-------- PROVIDED RECORDS
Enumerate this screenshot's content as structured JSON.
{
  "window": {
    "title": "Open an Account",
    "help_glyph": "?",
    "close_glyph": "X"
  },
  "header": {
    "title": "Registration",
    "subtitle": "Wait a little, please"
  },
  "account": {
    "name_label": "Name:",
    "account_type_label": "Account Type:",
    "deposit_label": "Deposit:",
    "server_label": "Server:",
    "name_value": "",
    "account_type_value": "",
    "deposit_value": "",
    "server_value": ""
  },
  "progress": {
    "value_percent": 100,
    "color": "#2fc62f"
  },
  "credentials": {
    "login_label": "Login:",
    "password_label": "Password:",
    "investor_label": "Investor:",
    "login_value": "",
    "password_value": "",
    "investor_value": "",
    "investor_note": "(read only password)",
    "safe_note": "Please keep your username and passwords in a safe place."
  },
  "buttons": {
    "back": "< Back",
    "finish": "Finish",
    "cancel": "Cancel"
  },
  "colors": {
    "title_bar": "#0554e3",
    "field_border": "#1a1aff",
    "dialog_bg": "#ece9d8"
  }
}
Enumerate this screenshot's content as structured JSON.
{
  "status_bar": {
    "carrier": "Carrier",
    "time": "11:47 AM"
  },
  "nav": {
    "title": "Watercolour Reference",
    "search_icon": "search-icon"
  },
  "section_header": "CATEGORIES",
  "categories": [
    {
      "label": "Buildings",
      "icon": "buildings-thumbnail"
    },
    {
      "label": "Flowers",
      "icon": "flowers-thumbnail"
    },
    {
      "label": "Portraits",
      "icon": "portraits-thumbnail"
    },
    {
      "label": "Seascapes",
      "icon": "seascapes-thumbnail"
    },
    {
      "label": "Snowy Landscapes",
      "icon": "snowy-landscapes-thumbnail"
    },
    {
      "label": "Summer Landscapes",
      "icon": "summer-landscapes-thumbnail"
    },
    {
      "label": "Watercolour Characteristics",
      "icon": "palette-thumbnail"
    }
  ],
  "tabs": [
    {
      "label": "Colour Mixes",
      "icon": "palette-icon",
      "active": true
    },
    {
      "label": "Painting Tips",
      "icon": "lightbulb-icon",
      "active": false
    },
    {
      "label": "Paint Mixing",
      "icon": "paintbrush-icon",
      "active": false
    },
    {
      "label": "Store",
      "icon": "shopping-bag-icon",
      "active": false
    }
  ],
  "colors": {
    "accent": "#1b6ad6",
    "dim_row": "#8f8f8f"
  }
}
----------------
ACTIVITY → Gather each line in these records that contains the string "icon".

ANSWER →
    "search_icon": "search-icon"
      "icon": "buildings-thumbnail"
      "icon": "flowers-thumbnail"
      "icon": "portraits-thumbnail"
      "icon": "seascapes-thumbnail"
      "icon": "snowy-landscapes-thumbnail"
      "icon": "summer-landscapes-thumbnail"
      "icon": "palette-thumbnail"
      "icon": "palette-icon",
      "icon": "lightbulb-icon",
      "icon": "paintbrush-icon",
      "icon": "shopping-bag-icon",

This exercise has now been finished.